One of the biggest disagreements I has with Labour asides from Iraq was the ID card scheme and thankfully this is being scrapped. Monitoring people in such fashion has no place in an open, free democratic society, people should never have to justify their existence based on the information held in a database, and the government should never have such control over it's citizens. It was a slippery slope as well, way too open to abuse by future governments and it's good to stop it now before it's properly gotten under way.

Libel to be reviewed to protect freedom of speech
I must admit libel law has never been my strong point, but the amount of time i've seen new story's concerning arguments over it and people's freedoms being quashed by companies/departments it's good to see at least a review being proposed. Essentially free speach that a)does not tell ouright lies for malicious reasons and b)does not incite violence based on racial predjudice (and so forth) should always be protected
to the maximum point possiable. People should be engrouraged to voice their opinions, not discouraged because they worry they might get sued!
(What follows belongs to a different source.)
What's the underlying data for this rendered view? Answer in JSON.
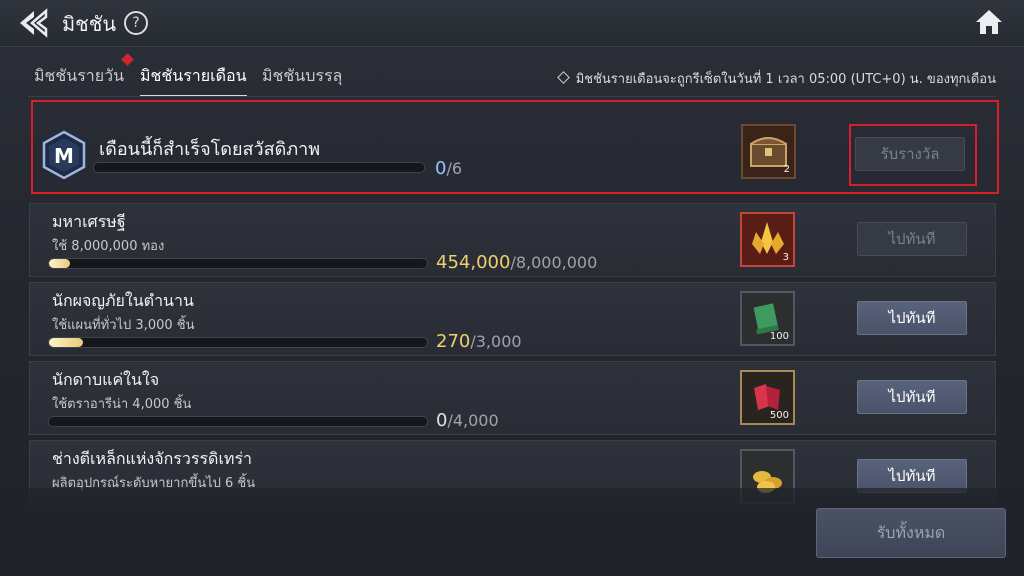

Limits on the rights to peaceful protest to be removed
Execellent! Labour's record on thsi was terriable, the Iraq was got them frightened and they squashed democractic rights in reaction. The government should always be held accountable by it's people, and if those people wish to peacefully protest against it then they should be allowed to do so, regardless of whether it inconviences a government official or not.

Scrapping the ContactPoint database of 11 million under-18s
It's just wrong for governments to store so much about their citizens, particuarly children. Let people be judged by their actions, not prejudiced for troubled/disadvanteged childhoods.

Ok, so far, so good. Nick Clegg has done alot today in decalring his intentions and reasons why this coalition should be going ahead. Any Lib Dem supporter out there who is feeling worried about dealign with the Tories surely must agree that these points being talked about are all good things that we have bene after throught the Labour years, particuarly since Iraq triggered the increase of Labour's restrictions on civil liberties.

Sadly no date for an AV refferendum yet though, and worries being displayed in some quaters that it may take a long time getting to. We shall have to wait and see what movement is made on this.

As for the much talked about 55% rule....well it's actually pretty reasonable and too much is being made of it.

Nick Clegg said on the matter:

"That is a much lower threshold than the two-thirds required in Scottish Parliament but it strikes the right balance for our Parliament, maintaining stability, stopping parties from forcing a dissolution to serve their own interest.

"This last week, former Labour ministers who were once perfectly happy to ride roughshod over the rights of Parliament are now declaring that this is somehow an innovation which is a constitutional outrage. They are completely missing the point.

"This is a new right for Parliament, additional to the existing powers of no confidence. We are not taking away Parliament's right to throw out government. We are taking away government's right to throw out Parliament."

And I have to say I agree 100%.

So, today was a good day for Liberalism, and Nick Clegg has put forward many good proposals. Lets just hope they are acted on.

Sunday, 16 May 2010

Charles Kennedy in today's Observer

Following on from Nick Clegg in it's sister paper yesterday, the Observer today goes with Charles Kennedy having refused to vote for the coalition.

It is an admirable stance to take and important in that it was he, not Nick Clegg, that really developed the party into a political force and still remains very popular with the British public. Remember the Lib Dems won more seats in the 2005 election under Kennedy than they have now under Clegg.

Charles Kennedy is right to voice is concerns and it is good to see such a high profile Lib Dem doing so. If the Liberal Democrats are going to be able to manage to keep a distance between themselves and the Tories then it will be important for figures such as Charles Kennedy to continue writing articles such as this and remind people that the Lib Dems aren't just Nick Clegg and that not everyone is happy to be in a deal with the Tories.